All of the data should be restated word for word.

*** RECORDS SHOWN

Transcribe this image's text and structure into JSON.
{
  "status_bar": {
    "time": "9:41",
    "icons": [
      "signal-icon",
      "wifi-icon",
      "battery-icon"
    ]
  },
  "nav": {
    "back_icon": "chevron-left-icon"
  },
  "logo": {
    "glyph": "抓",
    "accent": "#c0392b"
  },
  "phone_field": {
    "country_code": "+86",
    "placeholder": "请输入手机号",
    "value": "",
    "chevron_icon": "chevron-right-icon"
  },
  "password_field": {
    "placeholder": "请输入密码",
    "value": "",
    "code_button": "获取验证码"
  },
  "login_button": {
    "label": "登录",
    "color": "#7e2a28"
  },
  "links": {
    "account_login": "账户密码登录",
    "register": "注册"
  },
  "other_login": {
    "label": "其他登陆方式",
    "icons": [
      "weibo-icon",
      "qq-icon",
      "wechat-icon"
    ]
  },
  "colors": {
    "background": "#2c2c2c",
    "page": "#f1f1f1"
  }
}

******

◆ **WRITTEN SOLUTION**
Transcribe this image's text and structure into JSON.
{
  "status_bar": {
    "time": "9:41",
    "icons": [
      "signal-icon",
      "wifi-icon",
      "battery-icon"
    ]
  },
  "nav": {
    "back_icon": "chevron-left-icon"
  },
  "logo": {
    "glyph": "抓",
    "accent": "#c0392b"
  },
  "phone_field": {
    "country_code": "+86",
    "placeholder": "请输入手机号",
    "value": "",
    "chevron_icon": "chevron-right-icon"
  },
  "password_field": {
    "placeholder": "请输入密码",
    "value": "",
    "code_button": "获取验证码"
  },
  "login_button": {
    "label": "登录",
    "color": "#7e2a28"
  },
  "links": {
    "account_login": "账户密码登录",
    "register": "注册"
  },
  "other_login": {
    "label": "其他登陆方式",
    "icons": [
      "weibo-icon",
      "qq-icon",
      "wechat-icon"
    ]
  },
  "colors": {
    "background": "#2c2c2c",
    "page": "#f1f1f1"
  }
}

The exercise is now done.